- Major behavioural change needed to keep cities clean: Hardeep Singh Puri
- Without right cleanliness, one won’t get the smart city right, said Mr Puri
- 99 cities have been shortlisted for the Smart Cities Mission
New Delhi: Urban area cleanliness will not be possible without behavioural change, unless people themselves take up the initiative to keep their surroundings clean. This was Union Urban Development Minister Hardeep Singh Puri’s message at the Confederation of Indian Industry’s function on Smart Cities. Talking about sanitation in urban spaces, Mr Puri said that a major behavioural change was needed on behalf of urban populace to ensure that the Smart Cities campaign becomes a success. The Smart Cities mission was launched in 2015 and till date, 99 cities have been chosen to be transformed into sustainable and modern. Access to safe sanitation and scientific management of waste are two very important aspects which the Smart Cities mission looks to imbibe in these shortlisted places.
The Union Minister for Urban Development said that merely building toilets will not be sufficient as people must understand that using them is a more hygienic option, than to defecate in the open. Swachhta was a basic principle of making a city smart, and the Smart Cities Mission would not be complete without the cities adhering to basic hygiene and cleanliness, said Mr Puri.

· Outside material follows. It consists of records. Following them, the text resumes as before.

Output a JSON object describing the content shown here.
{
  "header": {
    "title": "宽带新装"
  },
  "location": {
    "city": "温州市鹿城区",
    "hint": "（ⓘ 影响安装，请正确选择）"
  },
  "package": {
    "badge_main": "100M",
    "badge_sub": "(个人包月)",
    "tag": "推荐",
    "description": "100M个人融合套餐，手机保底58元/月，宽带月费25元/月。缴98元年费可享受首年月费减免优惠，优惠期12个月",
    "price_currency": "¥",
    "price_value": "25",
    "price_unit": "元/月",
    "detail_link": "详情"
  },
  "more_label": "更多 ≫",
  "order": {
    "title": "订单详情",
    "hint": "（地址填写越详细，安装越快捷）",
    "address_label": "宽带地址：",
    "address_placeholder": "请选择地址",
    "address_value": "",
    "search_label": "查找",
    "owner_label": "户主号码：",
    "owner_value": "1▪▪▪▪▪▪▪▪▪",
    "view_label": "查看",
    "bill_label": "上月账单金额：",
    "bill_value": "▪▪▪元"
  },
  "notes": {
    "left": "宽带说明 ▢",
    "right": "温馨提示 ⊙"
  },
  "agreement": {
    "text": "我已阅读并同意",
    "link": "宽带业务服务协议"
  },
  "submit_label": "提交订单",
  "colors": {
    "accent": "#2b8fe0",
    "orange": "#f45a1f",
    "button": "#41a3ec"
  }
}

You can build all the toilets you like but unless people come to the conclusion that it is more hygienic to use them than going out in the open space, because unless you have the Swachhta (cleanliness) right, you won’t get the smart city right, Mr Puri was quoted by PTI.
Talking about the Swachh Bharat Abhiyan, Mr Puri said that when Prime Minister Narendra Modi initiated the campaign and gave the call for an open defecation free India, he was asking for a paradigm shift so that behavioural change among people gradually develops. Mr Puri also said that the Smart Cities mission, which looks to develop urban spaces across India and provide access to public toilets and a scientific waste management system, needed strong cooperation among Centre and states. Ever since the programme’s launch in 2015, the Smart Cities mission has focused on bettering sanitation facilities in the shortlisted 99 cities, and develop sustainable waste management models.
The Union Minister also met Lawrence Wong, Singapore’s Minister for National Development and discussed the Smart Cities mission with him. Mr Puri and Mr Wong discussed Singapore’s success story in terms of urban development and how many Indian cities are moving in a similar direction.
Under the urban wing of the Swachh Bharat Abhiyan, over 53 lakh individual household toilets have been constructed till now and the urban areas of seven states have been declared as open defecation free. At the announcement of the Swachh Survekshan 2018 winners last month, Mr Puri said that 2,133 cities and urban local bodies have been declared as ODF and 145 waste to compost plants were operational in the country, with a capacity to process 63 lakh tonnes of waste out of the total waste generated of 15,000 tonnes.